The rise of AI art will negatively impact artists in the long term by decreasing the value of art in the long term. Digital artists are already undervalued and underpaid. The transition from traditional to digital art has already given the general public the impression that digital art is replicable and easier to create. Digital art is valued much less than traditional art by the general public because while many people have tried traditional art for themselves, not a lot of people have tried digital which makes them assume that digital art takes less skill. Just because it is possible to undo a brushstroke does not mean that digital artwork can be produced by clicking a few buttons— digital artists on Reddit and quora replied that it takes a minimum of two hours to a maximum of twenty hours to finish a piece. On top of that, AI art gives an impression to non-artists that digital art does not take as much effort and time to create. The biggest AI art generator site, NightCafe, produces artwork in less than a minute that would usually take an artist hours to finish. As this would become the first impression of creating digital art for most people, they would quickly assume that hand-drawn digital art would be as easy as using the generator. This undermines the artists’ efforts in artwork as it causes users to equate human artists to robot artists, seeing them as production machines. This will likely bring down the income of digital artists in the long run, along with the skyrocketing number of digital images generated from AI on the internet. 

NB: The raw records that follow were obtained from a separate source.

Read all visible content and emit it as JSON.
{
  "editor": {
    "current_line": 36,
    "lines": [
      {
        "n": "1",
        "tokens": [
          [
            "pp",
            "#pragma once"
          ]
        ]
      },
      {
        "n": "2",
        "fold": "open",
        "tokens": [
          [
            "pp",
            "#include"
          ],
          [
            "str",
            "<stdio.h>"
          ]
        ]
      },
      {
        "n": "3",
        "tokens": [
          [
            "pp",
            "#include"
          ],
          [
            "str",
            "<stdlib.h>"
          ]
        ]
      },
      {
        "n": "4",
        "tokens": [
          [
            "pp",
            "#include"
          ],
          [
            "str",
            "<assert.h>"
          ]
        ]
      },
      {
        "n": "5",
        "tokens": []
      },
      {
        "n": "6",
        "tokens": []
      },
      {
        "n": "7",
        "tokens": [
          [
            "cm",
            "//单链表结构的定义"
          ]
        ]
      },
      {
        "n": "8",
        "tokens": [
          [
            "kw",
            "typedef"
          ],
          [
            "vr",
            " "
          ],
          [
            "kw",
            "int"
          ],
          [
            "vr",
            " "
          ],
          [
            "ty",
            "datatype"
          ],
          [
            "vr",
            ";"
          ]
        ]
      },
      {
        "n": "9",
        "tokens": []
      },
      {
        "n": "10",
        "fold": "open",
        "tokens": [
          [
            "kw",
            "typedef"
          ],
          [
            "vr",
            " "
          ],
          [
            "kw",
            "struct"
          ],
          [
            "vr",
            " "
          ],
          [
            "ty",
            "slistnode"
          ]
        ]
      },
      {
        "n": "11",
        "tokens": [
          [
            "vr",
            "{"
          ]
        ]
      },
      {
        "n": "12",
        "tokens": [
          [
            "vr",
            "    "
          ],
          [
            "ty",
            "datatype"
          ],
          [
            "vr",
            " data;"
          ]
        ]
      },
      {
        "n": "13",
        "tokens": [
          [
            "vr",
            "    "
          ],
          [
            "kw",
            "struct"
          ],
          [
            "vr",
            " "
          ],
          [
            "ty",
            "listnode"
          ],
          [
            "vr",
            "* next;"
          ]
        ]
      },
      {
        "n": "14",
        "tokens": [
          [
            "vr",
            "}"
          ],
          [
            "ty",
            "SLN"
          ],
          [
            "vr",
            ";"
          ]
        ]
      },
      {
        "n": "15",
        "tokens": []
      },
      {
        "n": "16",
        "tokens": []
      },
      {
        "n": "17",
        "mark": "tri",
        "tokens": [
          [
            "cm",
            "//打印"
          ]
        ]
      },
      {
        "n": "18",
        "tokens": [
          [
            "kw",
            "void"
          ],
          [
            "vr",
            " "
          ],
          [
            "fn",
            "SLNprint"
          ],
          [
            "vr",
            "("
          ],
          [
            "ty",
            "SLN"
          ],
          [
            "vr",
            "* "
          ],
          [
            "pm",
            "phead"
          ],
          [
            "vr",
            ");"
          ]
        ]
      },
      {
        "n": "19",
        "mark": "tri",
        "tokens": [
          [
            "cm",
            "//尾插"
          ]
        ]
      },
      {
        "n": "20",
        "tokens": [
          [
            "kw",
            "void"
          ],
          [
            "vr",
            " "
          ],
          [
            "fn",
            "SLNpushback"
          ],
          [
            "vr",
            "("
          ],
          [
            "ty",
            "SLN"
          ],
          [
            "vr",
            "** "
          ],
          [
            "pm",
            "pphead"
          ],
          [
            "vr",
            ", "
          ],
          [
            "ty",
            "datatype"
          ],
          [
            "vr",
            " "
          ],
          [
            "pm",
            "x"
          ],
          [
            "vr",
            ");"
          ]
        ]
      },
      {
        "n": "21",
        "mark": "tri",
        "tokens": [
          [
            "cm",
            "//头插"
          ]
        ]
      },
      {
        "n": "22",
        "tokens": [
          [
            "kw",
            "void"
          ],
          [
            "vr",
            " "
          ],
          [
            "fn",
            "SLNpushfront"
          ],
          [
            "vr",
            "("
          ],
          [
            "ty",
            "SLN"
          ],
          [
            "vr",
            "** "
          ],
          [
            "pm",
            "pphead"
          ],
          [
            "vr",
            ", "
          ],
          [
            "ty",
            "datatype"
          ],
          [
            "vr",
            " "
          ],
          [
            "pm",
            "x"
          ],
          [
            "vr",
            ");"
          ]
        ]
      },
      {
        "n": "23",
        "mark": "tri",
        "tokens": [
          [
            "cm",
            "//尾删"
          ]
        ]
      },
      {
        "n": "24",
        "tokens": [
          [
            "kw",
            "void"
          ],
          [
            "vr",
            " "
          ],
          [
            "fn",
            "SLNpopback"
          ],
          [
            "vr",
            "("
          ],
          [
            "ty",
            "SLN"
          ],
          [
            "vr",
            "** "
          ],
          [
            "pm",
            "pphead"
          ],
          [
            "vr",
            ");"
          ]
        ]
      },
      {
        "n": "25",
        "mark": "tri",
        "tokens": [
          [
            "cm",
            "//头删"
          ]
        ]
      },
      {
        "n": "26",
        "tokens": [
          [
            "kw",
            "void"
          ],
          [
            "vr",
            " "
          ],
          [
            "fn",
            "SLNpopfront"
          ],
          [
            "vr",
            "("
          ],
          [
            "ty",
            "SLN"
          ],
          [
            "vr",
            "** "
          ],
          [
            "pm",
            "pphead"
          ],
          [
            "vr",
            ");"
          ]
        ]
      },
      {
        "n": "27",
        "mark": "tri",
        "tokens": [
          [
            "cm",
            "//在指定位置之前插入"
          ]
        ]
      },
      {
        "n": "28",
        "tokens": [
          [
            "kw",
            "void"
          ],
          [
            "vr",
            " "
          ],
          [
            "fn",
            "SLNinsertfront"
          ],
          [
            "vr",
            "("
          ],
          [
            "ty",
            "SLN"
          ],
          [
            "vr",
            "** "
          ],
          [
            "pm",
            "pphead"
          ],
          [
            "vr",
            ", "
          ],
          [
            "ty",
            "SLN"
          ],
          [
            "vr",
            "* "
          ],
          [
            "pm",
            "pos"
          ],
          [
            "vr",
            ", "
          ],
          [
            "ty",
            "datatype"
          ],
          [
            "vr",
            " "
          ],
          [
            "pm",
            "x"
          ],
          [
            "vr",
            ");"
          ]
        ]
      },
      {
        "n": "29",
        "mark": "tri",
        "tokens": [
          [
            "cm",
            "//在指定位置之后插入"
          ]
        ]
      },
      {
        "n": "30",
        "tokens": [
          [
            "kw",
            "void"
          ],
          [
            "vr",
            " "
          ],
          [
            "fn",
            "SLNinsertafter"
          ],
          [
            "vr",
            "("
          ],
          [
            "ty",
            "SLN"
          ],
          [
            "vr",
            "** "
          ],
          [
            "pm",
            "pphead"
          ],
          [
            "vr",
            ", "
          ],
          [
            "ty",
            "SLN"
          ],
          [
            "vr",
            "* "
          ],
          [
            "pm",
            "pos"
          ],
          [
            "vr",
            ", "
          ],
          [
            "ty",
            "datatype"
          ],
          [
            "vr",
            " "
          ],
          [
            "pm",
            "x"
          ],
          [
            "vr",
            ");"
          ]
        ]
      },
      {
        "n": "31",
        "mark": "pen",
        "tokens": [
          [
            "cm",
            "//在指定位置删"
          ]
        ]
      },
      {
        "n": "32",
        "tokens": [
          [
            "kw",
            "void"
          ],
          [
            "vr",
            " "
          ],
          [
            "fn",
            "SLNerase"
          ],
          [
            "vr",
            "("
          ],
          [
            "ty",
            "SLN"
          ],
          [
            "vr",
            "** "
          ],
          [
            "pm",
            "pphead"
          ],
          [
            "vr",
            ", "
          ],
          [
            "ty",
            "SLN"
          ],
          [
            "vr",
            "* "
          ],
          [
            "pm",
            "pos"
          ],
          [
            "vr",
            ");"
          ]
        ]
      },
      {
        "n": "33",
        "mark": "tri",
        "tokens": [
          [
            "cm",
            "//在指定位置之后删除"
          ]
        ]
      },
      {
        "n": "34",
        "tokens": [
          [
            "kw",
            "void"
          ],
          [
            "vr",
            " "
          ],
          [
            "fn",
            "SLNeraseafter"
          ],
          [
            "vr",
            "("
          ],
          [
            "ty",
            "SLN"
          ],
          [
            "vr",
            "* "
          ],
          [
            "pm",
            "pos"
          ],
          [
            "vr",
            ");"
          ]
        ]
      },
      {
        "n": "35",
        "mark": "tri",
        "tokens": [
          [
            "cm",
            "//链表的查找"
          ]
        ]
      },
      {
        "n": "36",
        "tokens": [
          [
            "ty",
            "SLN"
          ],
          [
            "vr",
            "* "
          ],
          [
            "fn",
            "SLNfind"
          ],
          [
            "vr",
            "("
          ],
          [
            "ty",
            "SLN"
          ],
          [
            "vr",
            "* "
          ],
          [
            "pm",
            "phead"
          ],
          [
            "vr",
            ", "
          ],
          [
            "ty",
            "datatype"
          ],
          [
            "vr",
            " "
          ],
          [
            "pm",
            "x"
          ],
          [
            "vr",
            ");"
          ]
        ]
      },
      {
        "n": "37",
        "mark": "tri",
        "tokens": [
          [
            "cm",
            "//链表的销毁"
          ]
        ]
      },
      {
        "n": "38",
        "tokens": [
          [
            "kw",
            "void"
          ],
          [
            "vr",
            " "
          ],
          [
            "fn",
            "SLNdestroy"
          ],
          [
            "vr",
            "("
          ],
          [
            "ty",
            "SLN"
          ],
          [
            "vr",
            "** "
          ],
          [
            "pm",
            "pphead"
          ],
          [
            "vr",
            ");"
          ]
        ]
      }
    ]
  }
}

The growing NFT market that actively utilizes AI technology in art also contributes to the decline of art. According to the Europe NFT Market Intelligence and Future Growth Dynamics Databook Q2 2022, the “NFT industry is expected to grow steadily over the forecast period, recording a CAGR of 33.4% during 2022-2028”. The buying and selling of artwork on the NFT market are mostly around massed produced art, where a number of assets are put into an AI randomizer to create “original” works of art. The growth of the NFT market and mass-produced art caused by the development of AI art generators means that there would be less and less focus on human creativity and the individuality of digital art.

One common misconception is that the value of art created by human artists will rise when AI art becomes the norm. This may be true for some forms of art, such as paintings or sculptures, where the individualistic touches of the artists are valued, or for a very small population of digital artists that have name value in the market. However, this is not the case for the majority of digital art, where the most important factors that people consider when purchasing art are how visually appealing it is and how reasonable the price is. For decorative digital art, people do not care about the artist’s message or meaning behind the artwork. According to these standards, AI-generated art is in higher demand than human-made art. Moreover, according to a report by BFAMFAPhD, there are two million arts graduates, which means that it is highly unlikely that human art will become so rare that it will rise in value. As the value of digital art would likely drop significantly due to the prevalence of AI art, many artists would struggle to make a living out of creating art. 

Ten years ago, we couldn’t have imagined a machine artist that is capable of generating thousands of stunning images that even arouse human emotion. However, technology is developing faster than ever. Artificial intelligence art generators will continue to become better at replicating human creativity and excel humans in efficiency and cost—all through exploiting the artworks of human artists in their database. As the famous physicist Stephen Hawking once stated,  “Success in creating AI would be the biggest event in human history. Unfortunately, it might also be the last unless we learn how to avoid the risks.” In order to adapt to the quickly changing world and protect artists from unemployment, we must be able to recognize the potential harms of AI-generated art and make regulations before the influence of AI becomes unmanageable.